* **ACTIVITY**
Your task is to give the entries back exactly, leaving nothing out.

SOURCE DATA Block Start

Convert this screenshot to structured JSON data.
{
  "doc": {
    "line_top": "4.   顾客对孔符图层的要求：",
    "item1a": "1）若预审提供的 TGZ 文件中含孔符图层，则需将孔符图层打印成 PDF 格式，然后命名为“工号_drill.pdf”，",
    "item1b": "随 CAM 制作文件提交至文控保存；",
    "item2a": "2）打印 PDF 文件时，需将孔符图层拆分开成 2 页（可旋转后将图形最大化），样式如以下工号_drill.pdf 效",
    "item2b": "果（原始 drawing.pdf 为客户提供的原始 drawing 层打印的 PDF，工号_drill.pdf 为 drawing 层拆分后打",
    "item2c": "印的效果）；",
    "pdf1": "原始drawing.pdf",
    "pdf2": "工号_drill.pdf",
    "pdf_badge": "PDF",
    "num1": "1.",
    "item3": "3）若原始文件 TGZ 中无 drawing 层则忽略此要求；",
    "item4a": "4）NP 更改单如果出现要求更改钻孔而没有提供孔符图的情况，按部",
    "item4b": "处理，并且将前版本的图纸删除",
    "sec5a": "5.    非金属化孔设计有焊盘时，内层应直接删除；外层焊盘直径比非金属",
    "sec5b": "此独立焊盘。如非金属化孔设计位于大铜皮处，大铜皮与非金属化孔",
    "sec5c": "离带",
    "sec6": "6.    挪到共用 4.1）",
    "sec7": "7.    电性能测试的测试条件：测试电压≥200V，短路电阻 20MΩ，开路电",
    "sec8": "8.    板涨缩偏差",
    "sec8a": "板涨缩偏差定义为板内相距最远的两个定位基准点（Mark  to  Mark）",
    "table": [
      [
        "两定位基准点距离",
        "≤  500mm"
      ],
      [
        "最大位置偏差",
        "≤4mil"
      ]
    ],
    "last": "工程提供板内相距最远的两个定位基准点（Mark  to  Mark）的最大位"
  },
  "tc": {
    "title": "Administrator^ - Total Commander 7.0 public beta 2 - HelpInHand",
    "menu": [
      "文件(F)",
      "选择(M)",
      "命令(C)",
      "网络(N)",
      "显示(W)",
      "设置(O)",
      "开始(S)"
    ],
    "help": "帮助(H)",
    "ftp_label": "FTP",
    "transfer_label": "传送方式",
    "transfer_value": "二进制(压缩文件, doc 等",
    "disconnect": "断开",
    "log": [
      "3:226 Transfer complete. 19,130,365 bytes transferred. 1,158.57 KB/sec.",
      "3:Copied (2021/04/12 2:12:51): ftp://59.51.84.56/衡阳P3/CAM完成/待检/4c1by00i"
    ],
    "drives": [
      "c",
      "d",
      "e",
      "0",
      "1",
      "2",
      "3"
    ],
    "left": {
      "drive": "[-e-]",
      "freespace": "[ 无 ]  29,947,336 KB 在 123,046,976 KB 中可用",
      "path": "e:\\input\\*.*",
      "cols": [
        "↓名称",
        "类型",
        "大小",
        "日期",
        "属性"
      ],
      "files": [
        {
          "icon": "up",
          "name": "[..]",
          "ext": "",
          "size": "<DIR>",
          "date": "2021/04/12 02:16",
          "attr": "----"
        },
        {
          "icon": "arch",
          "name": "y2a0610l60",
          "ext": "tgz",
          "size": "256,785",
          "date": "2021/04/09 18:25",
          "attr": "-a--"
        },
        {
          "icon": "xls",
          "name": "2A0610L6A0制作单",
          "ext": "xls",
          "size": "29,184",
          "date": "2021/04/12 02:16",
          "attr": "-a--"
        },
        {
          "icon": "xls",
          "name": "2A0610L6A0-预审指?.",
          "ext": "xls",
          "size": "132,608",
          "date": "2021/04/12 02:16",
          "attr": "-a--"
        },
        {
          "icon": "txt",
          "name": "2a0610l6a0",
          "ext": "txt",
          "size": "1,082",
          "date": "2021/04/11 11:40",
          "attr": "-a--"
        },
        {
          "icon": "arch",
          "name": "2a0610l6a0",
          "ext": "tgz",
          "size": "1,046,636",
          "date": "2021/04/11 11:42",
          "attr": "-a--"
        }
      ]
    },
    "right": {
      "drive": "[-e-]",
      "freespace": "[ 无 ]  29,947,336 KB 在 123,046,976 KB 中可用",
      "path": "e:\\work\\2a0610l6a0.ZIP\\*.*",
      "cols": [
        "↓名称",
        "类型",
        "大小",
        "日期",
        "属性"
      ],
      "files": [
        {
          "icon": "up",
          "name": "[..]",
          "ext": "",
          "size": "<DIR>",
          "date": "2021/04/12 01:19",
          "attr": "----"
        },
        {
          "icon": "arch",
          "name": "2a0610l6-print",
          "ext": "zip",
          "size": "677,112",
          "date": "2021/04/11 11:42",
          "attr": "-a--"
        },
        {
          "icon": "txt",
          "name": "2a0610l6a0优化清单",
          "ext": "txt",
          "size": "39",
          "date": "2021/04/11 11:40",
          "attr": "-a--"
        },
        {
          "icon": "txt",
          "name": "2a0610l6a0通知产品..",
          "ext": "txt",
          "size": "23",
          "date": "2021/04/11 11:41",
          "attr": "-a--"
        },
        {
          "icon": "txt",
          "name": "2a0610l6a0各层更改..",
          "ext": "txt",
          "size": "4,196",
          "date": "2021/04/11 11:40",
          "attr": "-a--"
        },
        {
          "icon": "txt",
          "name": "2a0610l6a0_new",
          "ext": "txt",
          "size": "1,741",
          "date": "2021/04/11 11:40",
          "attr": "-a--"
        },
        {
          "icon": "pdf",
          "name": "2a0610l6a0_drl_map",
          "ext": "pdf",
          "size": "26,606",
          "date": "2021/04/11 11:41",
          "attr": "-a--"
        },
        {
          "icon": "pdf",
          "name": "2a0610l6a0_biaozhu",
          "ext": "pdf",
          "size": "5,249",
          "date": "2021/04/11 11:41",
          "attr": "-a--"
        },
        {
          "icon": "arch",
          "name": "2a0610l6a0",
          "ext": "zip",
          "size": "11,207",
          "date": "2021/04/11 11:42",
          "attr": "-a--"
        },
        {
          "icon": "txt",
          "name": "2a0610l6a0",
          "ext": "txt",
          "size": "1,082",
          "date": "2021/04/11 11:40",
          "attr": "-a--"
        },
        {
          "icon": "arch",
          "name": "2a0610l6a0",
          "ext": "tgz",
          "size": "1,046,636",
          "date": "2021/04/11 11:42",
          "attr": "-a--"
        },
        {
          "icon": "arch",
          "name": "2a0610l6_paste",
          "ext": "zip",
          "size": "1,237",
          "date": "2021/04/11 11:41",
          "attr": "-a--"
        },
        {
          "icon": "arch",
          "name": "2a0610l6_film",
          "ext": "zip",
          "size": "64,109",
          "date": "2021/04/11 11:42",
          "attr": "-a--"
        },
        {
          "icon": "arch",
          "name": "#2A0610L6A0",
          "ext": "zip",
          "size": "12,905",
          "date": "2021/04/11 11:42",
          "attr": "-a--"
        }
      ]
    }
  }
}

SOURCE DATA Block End

* **OUTPUT FOR THIS EXERCISE**
Convert this screenshot to structured JSON data.
{
  "doc": {
    "line_top": "4.   顾客对孔符图层的要求：",
    "item1a": "1）若预审提供的 TGZ 文件中含孔符图层，则需将孔符图层打印成 PDF 格式，然后命名为“工号_drill.pdf”，",
    "item1b": "随 CAM 制作文件提交至文控保存；",
    "item2a": "2）打印 PDF 文件时，需将孔符图层拆分开成 2 页（可旋转后将图形最大化），样式如以下工号_drill.pdf 效",
    "item2b": "果（原始 drawing.pdf 为客户提供的原始 drawing 层打印的 PDF，工号_drill.pdf 为 drawing 层拆分后打",
    "item2c": "印的效果）；",
    "pdf1": "原始drawing.pdf",
    "pdf2": "工号_drill.pdf",
    "pdf_badge": "PDF",
    "num1": "1.",
    "item3": "3）若原始文件 TGZ 中无 drawing 层则忽略此要求；",
    "item4a": "4）NP 更改单如果出现要求更改钻孔而没有提供孔符图的情况，按部",
    "item4b": "处理，并且将前版本的图纸删除",
    "sec5a": "5.    非金属化孔设计有焊盘时，内层应直接删除；外层焊盘直径比非金属",
    "sec5b": "此独立焊盘。如非金属化孔设计位于大铜皮处，大铜皮与非金属化孔",
    "sec5c": "离带",
    "sec6": "6.    挪到共用 4.1）",
    "sec7": "7.    电性能测试的测试条件：测试电压≥200V，短路电阻 20MΩ，开路电",
    "sec8": "8.    板涨缩偏差",
    "sec8a": "板涨缩偏差定义为板内相距最远的两个定位基准点（Mark  to  Mark）",
    "table": [
      [
        "两定位基准点距离",
        "≤  500mm"
      ],
      [
        "最大位置偏差",
        "≤4mil"
      ]
    ],
    "last": "工程提供板内相距最远的两个定位基准点（Mark  to  Mark）的最大位"
  },
  "tc": {
    "title": "Administrator^ - Total Commander 7.0 public beta 2 - HelpInHand",
    "menu": [
      "文件(F)",
      "选择(M)",
      "命令(C)",
      "网络(N)",
      "显示(W)",
      "设置(O)",
      "开始(S)"
    ],
    "help": "帮助(H)",
    "ftp_label": "FTP",
    "transfer_label": "传送方式",
    "transfer_value": "二进制(压缩文件, doc 等",
    "disconnect": "断开",
    "log": [
      "3:226 Transfer complete. 19,130,365 bytes transferred. 1,158.57 KB/sec.",
      "3:Copied (2021/04/12 2:12:51): ftp://59.51.84.56/衡阳P3/CAM完成/待检/4c1by00i"
    ],
    "drives": [
      "c",
      "d",
      "e",
      "0",
      "1",
      "2",
      "3"
    ],
    "left": {
      "drive": "[-e-]",
      "freespace": "[ 无 ]  29,947,336 KB 在 123,046,976 KB 中可用",
      "path": "e:\\input\\*.*",
      "cols": [
        "↓名称",
        "类型",
        "大小",
        "日期",
        "属性"
      ],
      "files": [
        {
          "icon": "up",
          "name": "[..]",
          "ext": "",
          "size": "<DIR>",
          "date": "2021/04/12 02:16",
          "attr": "----"
        },
        {
          "icon": "arch",
          "name": "y2a0610l60",
          "ext": "tgz",
          "size": "256,785",
          "date": "2021/04/09 18:25",
          "attr": "-a--"
        },
        {
          "icon": "xls",
          "name": "2A0610L6A0制作单",
          "ext": "xls",
          "size": "29,184",
          "date": "2021/04/12 02:16",
          "attr": "-a--"
        },
        {
          "icon": "xls",
          "name": "2A0610L6A0-预审指?.",
          "ext": "xls",
          "size": "132,608",
          "date": "2021/04/12 02:16",
          "attr": "-a--"
        },
        {
          "icon": "txt",
          "name": "2a0610l6a0",
          "ext": "txt",
          "size": "1,082",
          "date": "2021/04/11 11:40",
          "attr": "-a--"
        },
        {
          "icon": "arch",
          "name": "2a0610l6a0",
          "ext": "tgz",
          "size": "1,046,636",
          "date": "2021/04/11 11:42",
          "attr": "-a--"
        }
      ]
    },
    "right": {
      "drive": "[-e-]",
      "freespace": "[ 无 ]  29,947,336 KB 在 123,046,976 KB 中可用",
      "path": "e:\\work\\2a0610l6a0.ZIP\\*.*",
      "cols": [
        "↓名称",
        "类型",
        "大小",
        "日期",
        "属性"
      ],
      "files": [
        {
          "icon": "up",
          "name": "[..]",
          "ext": "",
          "size": "<DIR>",
          "date": "2021/04/12 01:19",
          "attr": "----"
        },
        {
          "icon": "arch",
          "name": "2a0610l6-print",
          "ext": "zip",
          "size": "677,112",
          "date": "2021/04/11 11:42",
          "attr": "-a--"
        },
        {
          "icon": "txt",
          "name": "2a0610l6a0优化清单",
          "ext": "txt",
          "size": "39",
          "date": "2021/04/11 11:40",
          "attr": "-a--"
        },
        {
          "icon": "txt",
          "name": "2a0610l6a0通知产品..",
          "ext": "txt",
          "size": "23",
          "date": "2021/04/11 11:41",
          "attr": "-a--"
        },
        {
          "icon": "txt",
          "name": "2a0610l6a0各层更改..",
          "ext": "txt",
          "size": "4,196",
          "date": "2021/04/11 11:40",
          "attr": "-a--"
        },
        {
          "icon": "txt",
          "name": "2a0610l6a0_new",
          "ext": "txt",
          "size": "1,741",
          "date": "2021/04/11 11:40",
          "attr": "-a--"
        },
        {
          "icon": "pdf",
          "name": "2a0610l6a0_drl_map",
          "ext": "pdf",
          "size": "26,606",
          "date": "2021/04/11 11:41",
          "attr": "-a--"
        },
        {
          "icon": "pdf",
          "name": "2a0610l6a0_biaozhu",
          "ext": "pdf",
          "size": "5,249",
          "date": "2021/04/11 11:41",
          "attr": "-a--"
        },
        {
          "icon": "arch",
          "name": "2a0610l6a0",
          "ext": "zip",
          "size": "11,207",
          "date": "2021/04/11 11:42",
          "attr": "-a--"
        },
        {
          "icon": "txt",
          "name": "2a0610l6a0",
          "ext": "txt",
          "size": "1,082",
          "date": "2021/04/11 11:40",
          "attr": "-a--"
        },
        {
          "icon": "arch",
          "name": "2a0610l6a0",
          "ext": "tgz",
          "size": "1,046,636",
          "date": "2021/04/11 11:42",
          "attr": "-a--"
        },
        {
          "icon": "arch",
          "name": "2a0610l6_paste",
          "ext": "zip",
          "size": "1,237",
          "date": "2021/04/11 11:41",
          "attr": "-a--"
        },
        {
          "icon": "arch",
          "name": "2a0610l6_film",
          "ext": "zip",
          "size": "64,109",
          "date": "2021/04/11 11:42",
          "attr": "-a--"
        },
        {
          "icon": "arch",
          "name": "#2A0610L6A0",
          "ext": "zip",
          "size": "12,905",
          "date": "2021/04/11 11:42",
          "attr": "-a--"
        }
      ]
    }
  }
}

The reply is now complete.